Paper, Scandalous Homage: E.-M. de Vogüé’s ‘Translation’ of Dostoevsky, Elizabeth Frances Geballe, Indiana University, Bloomington
Eugène-Melchior de Vogüé’s Le Roman Russe (The Russian Novel), published in 1886, famously embraced the Russian novelistic tradition, creating a backlash against French naturalism and further inciting Western Europe’s Russomania. In this paper, I will consider primarily de Vogüé’s reception of Dostoevsky in his chapter entitled “La Religion de la Souffrance—Dostoievsky” (“The Religion of Suffering—Dostoevsky”). Drawing from a combination of de Vogüé’s idiosyncratic readings of Dostoevsky’s major novels, his diagnoses of Dostoevsky’s physiological states, and his conception of realist art, I will explore how Dostoevsky’s reception in France—and by extension the other countries in which Le Roman Russe was immediately translated—was predicated upon a profound mistrust of the process of literary importation more broadly. With particular attention to the way in which the idea of translation, of Dostoevsky’s language but also his characters and ethics, is undermined, I will ultimately suggest that de Vogüé performs with his reading what Dostoevsky’s Russian followers realized in person: a “scandalous homage.”

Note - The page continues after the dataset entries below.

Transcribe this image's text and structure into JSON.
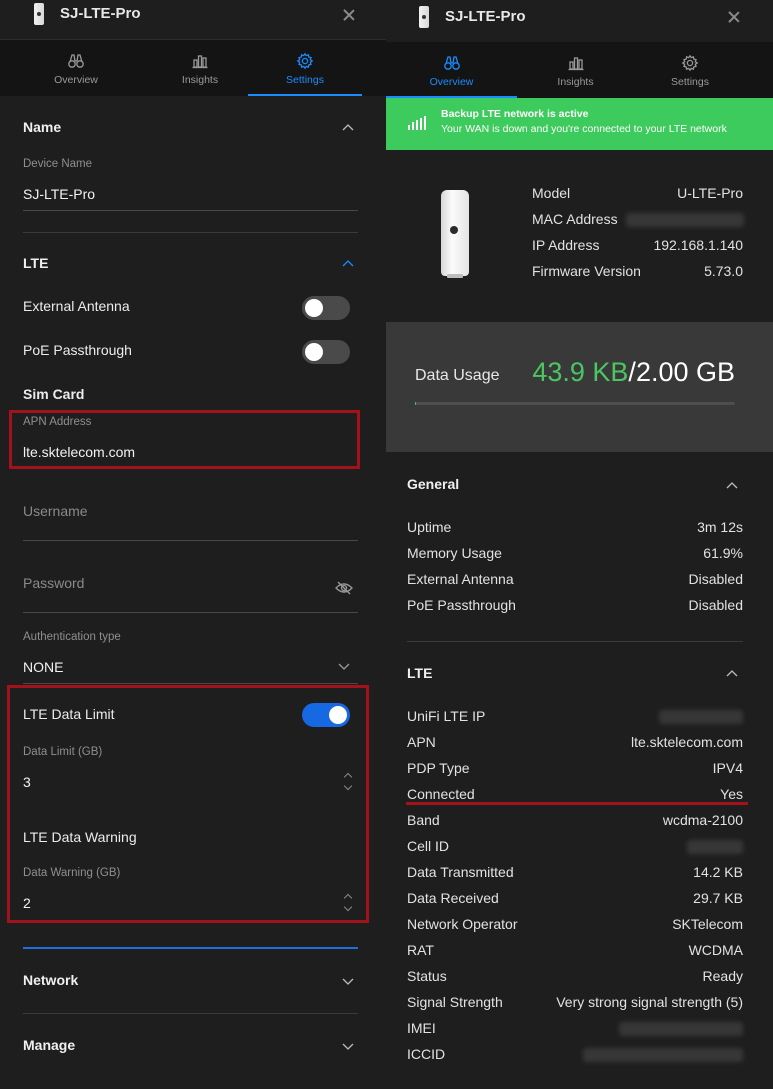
{
  "left": {
    "title": "SJ-LTE-Pro",
    "tabs": [
      {
        "label": "Overview",
        "icon": "binoculars-icon",
        "active": false
      },
      {
        "label": "Insights",
        "icon": "bar-chart-icon",
        "active": false
      },
      {
        "label": "Settings",
        "icon": "gear-icon",
        "active": true
      }
    ],
    "name_section": {
      "heading": "Name",
      "device_name_label": "Device Name",
      "device_name_value": "SJ-LTE-Pro"
    },
    "lte_section": {
      "heading": "LTE",
      "external_antenna_label": "External Antenna",
      "external_antenna_on": false,
      "poe_label": "PoE Passthrough",
      "poe_on": false,
      "sim_card_label": "Sim Card",
      "apn_label": "APN Address",
      "apn_value": "lte.sktelecom.com",
      "username_placeholder": "Username",
      "password_placeholder": "Password",
      "auth_label": "Authentication type",
      "auth_value": "NONE",
      "data_limit_toggle_label": "LTE Data Limit",
      "data_limit_on": true,
      "data_limit_label": "Data Limit (GB)",
      "data_limit_value": "3",
      "data_warning_heading": "LTE Data Warning",
      "data_warning_label": "Data Warning (GB)",
      "data_warning_value": "2"
    },
    "network_heading": "Network",
    "manage_heading": "Manage"
  },
  "right": {
    "title": "SJ-LTE-Pro",
    "tabs": [
      {
        "label": "Overview",
        "icon": "binoculars-icon",
        "active": true
      },
      {
        "label": "Insights",
        "icon": "bar-chart-icon",
        "active": false
      },
      {
        "label": "Settings",
        "icon": "gear-icon",
        "active": false
      }
    ],
    "banner": {
      "title": "Backup LTE network is active",
      "subtitle": "Your WAN is down and you're connected to your LTE network",
      "color": "#3ecb5d"
    },
    "device_info": [
      {
        "label": "Model",
        "value": "U-LTE-Pro"
      },
      {
        "label": "MAC Address",
        "value": ""
      },
      {
        "label": "IP Address",
        "value": "192.168.1.140"
      },
      {
        "label": "Firmware Version",
        "value": "5.73.0"
      }
    ],
    "usage": {
      "label": "Data Usage",
      "used": "43.9 KB",
      "separator": "/",
      "total": "2.00 GB",
      "fraction": 2e-05
    },
    "general": {
      "heading": "General",
      "rows": [
        {
          "label": "Uptime",
          "value": "3m 12s"
        },
        {
          "label": "Memory Usage",
          "value": "61.9%"
        },
        {
          "label": "External Antenna",
          "value": "Disabled"
        },
        {
          "label": "PoE Passthrough",
          "value": "Disabled"
        }
      ]
    },
    "lte": {
      "heading": "LTE",
      "rows": [
        {
          "label": "UniFi LTE IP",
          "value": ""
        },
        {
          "label": "APN",
          "value": "lte.sktelecom.com"
        },
        {
          "label": "PDP Type",
          "value": "IPV4"
        },
        {
          "label": "Connected",
          "value": "Yes"
        },
        {
          "label": "Band",
          "value": "wcdma-2100"
        },
        {
          "label": "Cell ID",
          "value": ""
        },
        {
          "label": "Data Transmitted",
          "value": "14.2 KB"
        },
        {
          "label": "Data Received",
          "value": "29.7 KB"
        },
        {
          "label": "Network Operator",
          "value": "SKTelecom"
        },
        {
          "label": "RAT",
          "value": "WCDMA"
        },
        {
          "label": "Status",
          "value": "Ready"
        },
        {
          "label": "Signal Strength",
          "value": "Very strong signal strength (5)"
        },
        {
          "label": "IMEI",
          "value": ""
        },
        {
          "label": "ICCID",
          "value": ""
        }
      ]
    }
  },
  "colors": {
    "accent": "#1a8cff",
    "highlight": "#a3111b",
    "toggle_on": "#1668e3",
    "usage_green": "#4cc563"
  }
}
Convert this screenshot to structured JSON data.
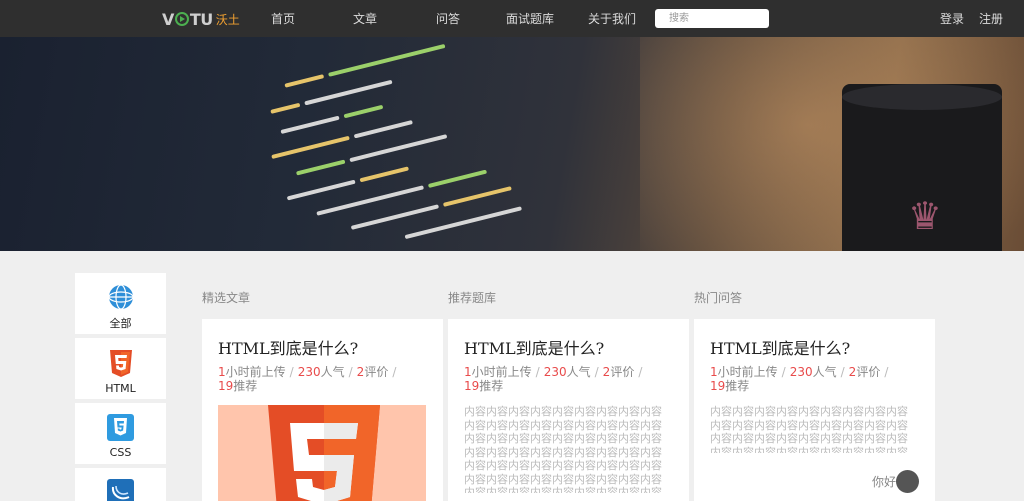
{
  "logo": {
    "en": "VOTU",
    "cn": "沃土"
  },
  "nav": {
    "items": [
      "首页",
      "文章",
      "问答",
      "面试题库",
      "关于我们"
    ],
    "search_placeholder": "搜索",
    "login": "登录",
    "register": "注册"
  },
  "sidebar": {
    "items": [
      {
        "label": "全部",
        "icon": "globe-icon"
      },
      {
        "label": "HTML",
        "icon": "html5-icon"
      },
      {
        "label": "CSS",
        "icon": "css3-icon"
      },
      {
        "label": "",
        "icon": "jquery-icon"
      }
    ]
  },
  "sections": {
    "articles": "精选文章",
    "questions": "推荐题库",
    "qa": "热门问答"
  },
  "cards": [
    {
      "title": "HTML到底是什么?",
      "time_num": "1",
      "time_text": "小时前上传",
      "pop_num": "230",
      "pop_text": "人气",
      "review_num": "2",
      "review_text": "评价",
      "rec_num": "19",
      "rec_text": "推荐",
      "image": "html5-logo"
    },
    {
      "title": "HTML到底是什么?",
      "time_num": "1",
      "time_text": "小时前上传",
      "pop_num": "230",
      "pop_text": "人气",
      "review_num": "2",
      "review_text": "评价",
      "rec_num": "19",
      "rec_text": "推荐",
      "body": "内容内容内容内容内容内容内容内容内容内容内容内容内容内容内容内容内容内容内容内容内容内容内容内容内容内容内容内容内容内容内容内容内容内容内容内容内容内容内容内容内容内容内容内容内容内容内容内容内容内容内容内容内容内容内容内容内容内容内容内容内容内容内容内容内容内容内容内容…内容内容内容内容内容内容内容内容内容内容内容内容"
    },
    {
      "title": "HTML到底是什么?",
      "time_num": "1",
      "time_text": "小时前上传",
      "pop_num": "230",
      "pop_text": "人气",
      "review_num": "2",
      "review_text": "评价",
      "rec_num": "19",
      "rec_text": "推荐",
      "body": "内容内容内容内容内容内容内容内容内容内容内容内容内容内容内容内容内容内容内容内容内容内容内容内容内容内容内容内容内容内容内容内容内容内容内容内容内容内容内容内容内容内容内容内容内容…内容内容内容内容内容内容内容内容内容内容"
    }
  ],
  "chat": {
    "label": "你好"
  },
  "colors": {
    "navbar": "#2f2f2f",
    "accent_red": "#e84b4b",
    "html5_orange": "#e44d26",
    "css3_blue": "#1572b6"
  }
}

Sun Nov 15, 12:00-1:30 pm, Virtual Convention Platform, Room 1
Out of the Darkroom: New Perspectives on Anxieties and Rebellion in the History of Photography in the Soviet Union

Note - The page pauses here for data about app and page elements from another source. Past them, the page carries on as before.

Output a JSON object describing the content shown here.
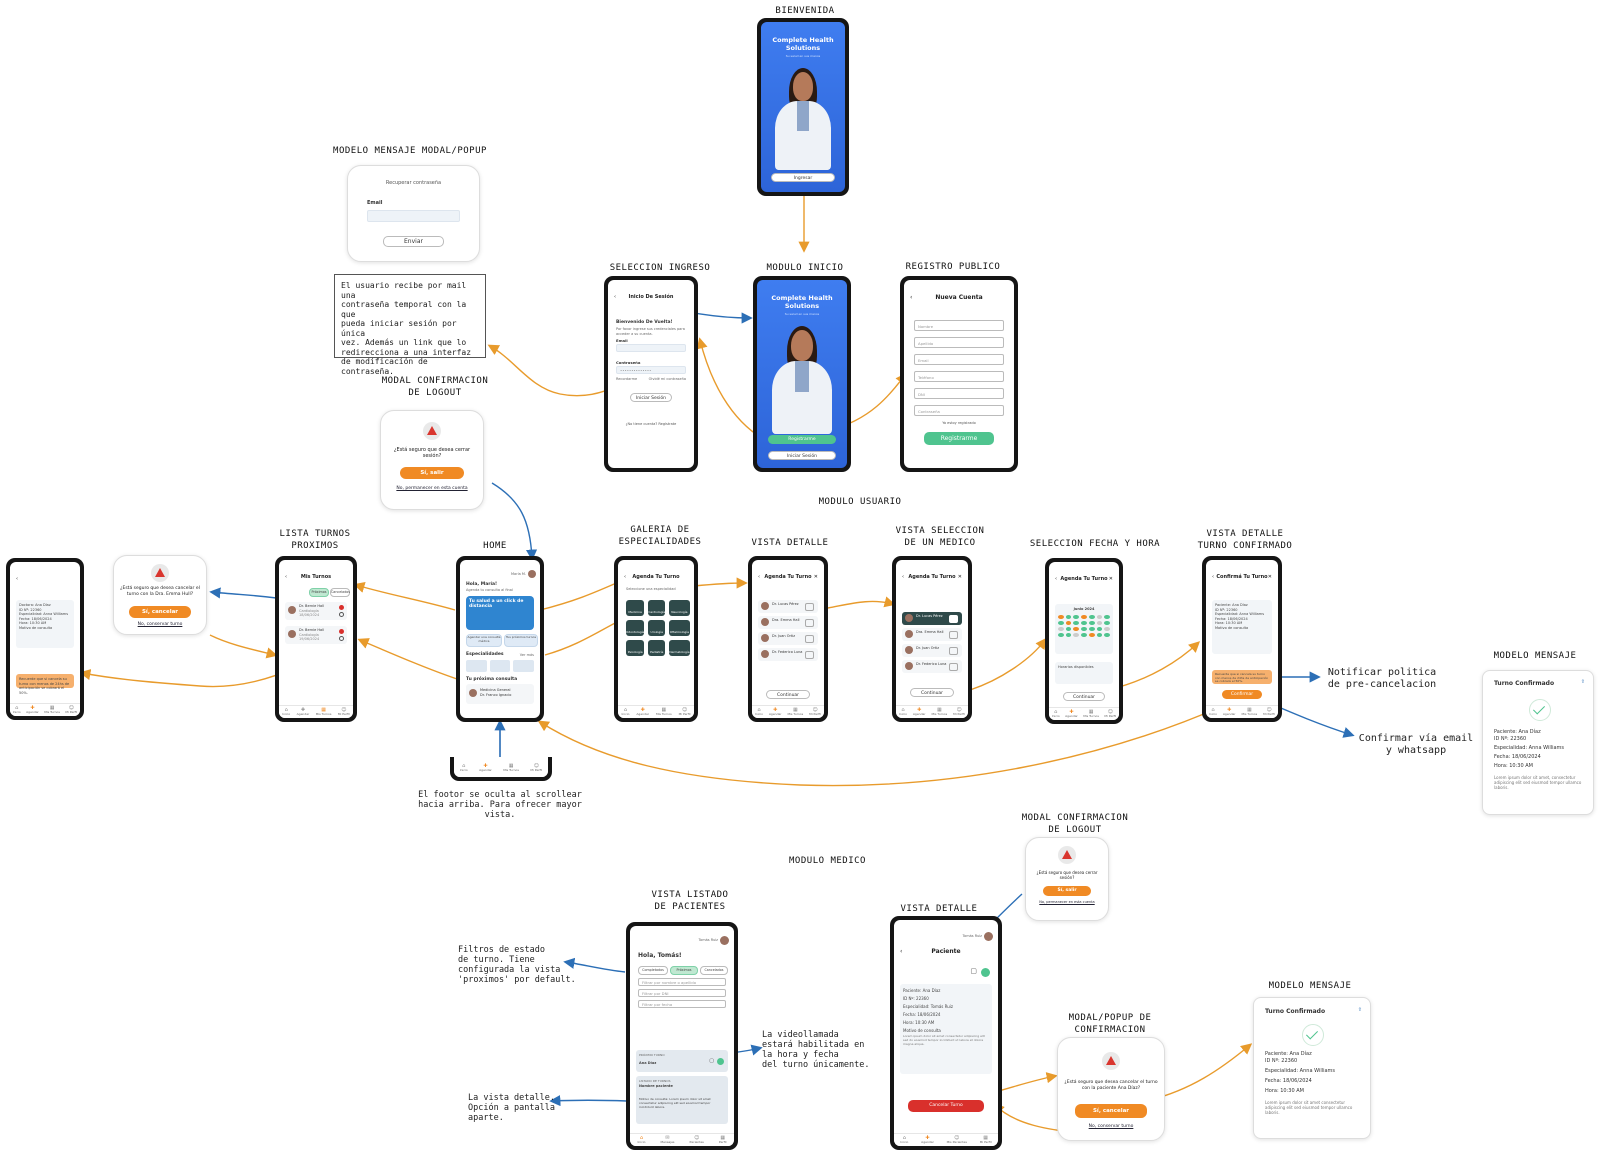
{
  "sections": {
    "bienvenida": "BIENVENIDA",
    "modelo_mensaje_modal": "MODELO MENSAJE MODAL/POPUP",
    "seleccion_ingreso": "SELECCION INGRESO",
    "modulo_inicio": "MODULO INICIO",
    "registro_publico": "REGISTRO PUBLICO",
    "modal_logout": "MODAL CONFIRMACION\nDE LOGOUT",
    "modulo_usuario": "MODULO USUARIO",
    "lista_turnos": "LISTA TURNOS\nPROXIMOS",
    "home": "HOME",
    "galeria": "GALERIA DE\nESPECIALIDADES",
    "vista_detalle": "VISTA DETALLE",
    "vista_seleccion_medico": "VISTA SELECCION\nDE UN MEDICO",
    "seleccion_fecha": "SELECCION FECHA Y HORA",
    "vista_detalle_turno": "VISTA DETALLE\nTURNO CONFIRMADO",
    "modelo_mensaje": "MODELO MENSAJE",
    "modulo_medico": "MODULO MEDICO",
    "vista_listado_pacientes": "VISTA LISTADO\nDE PACIENTES",
    "vista_detalle_medico": "VISTA DETALLE",
    "modal_logout_medico": "MODAL CONFIRMACION\nDE LOGOUT",
    "modal_confirmacion": "MODAL/POPUP DE\nCONFIRMACION",
    "modelo_mensaje_medico": "MODELO MENSAJE"
  },
  "notes": {
    "password_mail": "El usuario recibe por mail una\ncontraseña temporal con la que\npueda iniciar sesión por única\nvez. Además un link que lo\nredirecciona a una interfaz\nde modificación de contraseña.",
    "footer_scroll": "El footor se oculta al scrollear\nhacia arriba. Para ofrecer mayor vista.",
    "notificar": "Notificar politica\nde pre-cancelacion",
    "confirmar": "Confirmar vía email\ny whatsapp",
    "filtros": "Filtros de estado\nde turno. Tiene\nconfigurada la vista\n'proximos' por default.",
    "videollamada": "La videollamada\nestará habilitada en\nla hora y fecha\ndel turno únicamente.",
    "vista_detalle_note": "La vista detalle.\nOpción a pantalla\naparte."
  },
  "welcome": {
    "brand": "Complete Health\nSolutions",
    "brand_sub": "Su salud en sus manos",
    "ingresar": "Ingresar",
    "registrarme": "Registrarme",
    "iniciar_sesion": "Iniciar Sesión"
  },
  "recover": {
    "title": "Recuperar contraseña",
    "email_label": "Email",
    "send": "Enviar"
  },
  "login": {
    "header": "Inicio De Sesión",
    "welcome": "Bienvenido De Vuelta!",
    "subtitle": "Por favor ingrese sus credenciales para acceder a su cuenta.",
    "email": "Email",
    "password": "Contraseña",
    "password_mask": "••••••••••••••",
    "remember": "Recordarme",
    "forgot": "Olvidé mi contraseña",
    "submit": "Iniciar Sesión",
    "signup": "¿No tiene cuenta? Regístrate"
  },
  "register": {
    "header": "Nueva Cuenta",
    "fields": [
      "Nombre",
      "Apellido",
      "Email",
      "Teléfono",
      "DNI",
      "Contraseña"
    ],
    "already": "Ya estoy registrado",
    "submit": "Registrarme"
  },
  "logout_modal": {
    "question": "¿Está seguro que desea cerrar sesión?",
    "confirm": "Sí, salir",
    "cancel": "No, permanecer en esta cuenta"
  },
  "cancel_modal": {
    "question": "¿Está seguro que desea cancelar el turno con la Dra. Emma Hull?",
    "confirm": "Sí, cancelar",
    "cancel": "No, conservar turno"
  },
  "home": {
    "user": "María M.",
    "greeting": "Hola, María!",
    "subtitle": "Agenda tu consulta al final",
    "banner": "Tu salud a un click de distancia",
    "btn_agendar": "Agendar una consulta médica",
    "btn_proximos": "Tus próximos turnos",
    "especialidades": "Especialidades",
    "ver_mas": "Ver más",
    "proxima": "Tu próxima consulta",
    "proxima_medico": "Medicina General\nDr. Franco Ignacio",
    "footer": [
      "Inicio",
      "Agendar",
      "Mis Turnos",
      "Mi Perfil"
    ]
  },
  "turnos": {
    "header": "Mis Turnos",
    "filter_on": "Próximos",
    "filter_off": "Cancelados",
    "items": [
      {
        "name": "Dr. Bernie Hall",
        "spec": "Cardiología\n18/06/2024"
      },
      {
        "name": "Dr. Bernie Hall",
        "spec": "Cardiología\n19/06/2024"
      }
    ]
  },
  "detalle_turno_left": {
    "doctor": "Doctora: Ana Díaz",
    "id": "ID Nº: 22360",
    "espec": "Especialidad: Anna Williams",
    "fecha": "Fecha: 18/06/2024",
    "hora": "Hora: 10:30 AM",
    "motivo": "Motivo de consulta"
  },
  "galeria": {
    "header": "Agenda Tu Turno",
    "subtitle": "Seleccione una especialidad",
    "tiles": [
      "Medicina General",
      "Cardiología",
      "Neurología",
      "Odontología",
      "Urología",
      "Oftalmología",
      "Psicología",
      "Pediatría",
      "Dermatología"
    ]
  },
  "detalle": {
    "header": "Agenda Tu Turno",
    "doctors": [
      "Dr. Lucas Pérez",
      "Dra. Emma Hall",
      "Dr. Juan Ortiz",
      "Dr. Federico Luna"
    ],
    "confirm": "Continuar"
  },
  "seleccion_medico": {
    "header": "Agenda Tu Turno",
    "doctors": [
      "Dr. Lucas Pérez",
      "Dra. Emma Hall",
      "Dr. Juan Ortiz",
      "Dr. Federico Luna"
    ],
    "confirm": "Continuar"
  },
  "fecha_hora": {
    "header": "Agenda Tu Turno",
    "month": "Junio 2024",
    "horarios": "Horarios disponibles",
    "confirm": "Continuar"
  },
  "turno_confirmado": {
    "header": "Confirmá Tu Turno",
    "paciente": "Paciente: Ana Díaz",
    "id": "ID Nº: 22360",
    "espec": "Especialidad: Anna Williams",
    "fecha": "Fecha: 18/06/2024",
    "hora": "Hora: 10:30 AM",
    "motivo": "Motivo de consulta",
    "warning": "Recuerde que si cancela su turno con menos de 24hs de anticipación se cobrará el 50%.",
    "confirm": "Confirmar"
  },
  "mensaje_user": {
    "title": "Turno Confirmado",
    "lines": [
      "Paciente: Ana Díaz",
      "ID Nº: 22360",
      "Especialidad: Anna Williams",
      "Fecha: 18/06/2024",
      "Hora: 10:30 AM"
    ],
    "footer": "Lorem ipsum dolor sit amet, consectetur adipiscing elit sed eiusmod tempor ullamco laboris."
  },
  "pacientes": {
    "user": "Tomás Ruiz",
    "greeting": "Hola, Tomás!",
    "chips": [
      "Completados",
      "Próximos",
      "Cancelados"
    ],
    "search1": "Filtrar por nombre o apellido",
    "search2": "Filtrar por DNI",
    "search3": "Filtrar por fecha",
    "card1_title": "PRÓXIMO TURNO",
    "card1_name": "Ana Díaz",
    "card2_title": "LISTADO DE TURNOS",
    "card2_name": "Nombre paciente",
    "card2_body": "Motivo de consulta: Lorem ipsum dolor sit amet consectetur adipiscing elit sed eiusmod tempor incididunt labore.",
    "footer": [
      "Inicio",
      "Mensajes",
      "Pacientes",
      "Perfil"
    ]
  },
  "detalle_medico": {
    "user": "Tomás Ruiz",
    "header": "Paciente",
    "lines": [
      "Paciente: Ana Díaz",
      "ID Nº: 22360",
      "Especialidad: Tomás Ruiz",
      "Fecha: 18/06/2024",
      "Hora: 10:30 AM",
      "Motivo de consulta"
    ],
    "body": "Lorem ipsum dolor sit amet consectetur adipiscing elit sed do eiusmod tempor incididunt ut labore et dolore magna aliqua.",
    "cancel": "Cancelar Turno",
    "footer": [
      "Inicio",
      "Agendar",
      "Mis Pacientes",
      "Mi Perfil"
    ]
  },
  "logout_medico": {
    "question": "¿Está seguro que desea cerrar sesión?",
    "confirm": "Sí, salir",
    "cancel": "No, permanecer en esta cuenta"
  },
  "cancel_medico": {
    "question": "¿Está seguro que desea cancelar el turno con la paciente Ana Díaz?",
    "confirm": "Sí, cancelar",
    "cancel": "No, conservar turno"
  },
  "mensaje_medico": {
    "title": "Turno Confirmado",
    "lines": [
      "Paciente: Ana Díaz",
      "ID Nº: 22360",
      "Especialidad: Anna Williams",
      "Fecha: 18/06/2024",
      "Hora: 10:30 AM"
    ],
    "footer": "Lorem ipsum dolor sit amet consectetur adipiscing elit sed eiusmod tempor ullamco laboris."
  },
  "colors": {
    "orange_arrow": "#e89b2c",
    "blue_arrow": "#2c6fb6",
    "brand_blue": "#3f7df0",
    "green": "#4fc48f",
    "orange": "#f08a24",
    "red": "#d9302c"
  }
}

Paper, Leonid Tsypkin as Photographer of Dostoevsky’s Petersburg, Brett Roark Winestock, Stanford University
When Leonid Tsypkin’s novel Summer in Baden-Baden was published in a New York émigré journal in 1982, it was side by side with several of the author’s photographs. This ‘uncensored’ writer was also an avid amateur photographer, and as his novel engages in a dialogue with Dostoevsky, so do his photos: they are all urban photos from locations around Leningrad connected with Dostoevsky’s life and fiction. Having compared Tsypkin’s published and exhibited photos with the unpublished ones found in his archive, I have determined that it was his artistic intent to photograph these locations as devoid of signs of modern life as was possible, and therefore I read Tsypkin’s photography as a manifestation of the Petersburg Text and place it in the historical context of Leningrad photography of the 1960s-early 1980s, which emphasized the city’s timelessness.
Many thanks to Kate Holland who prepared this list!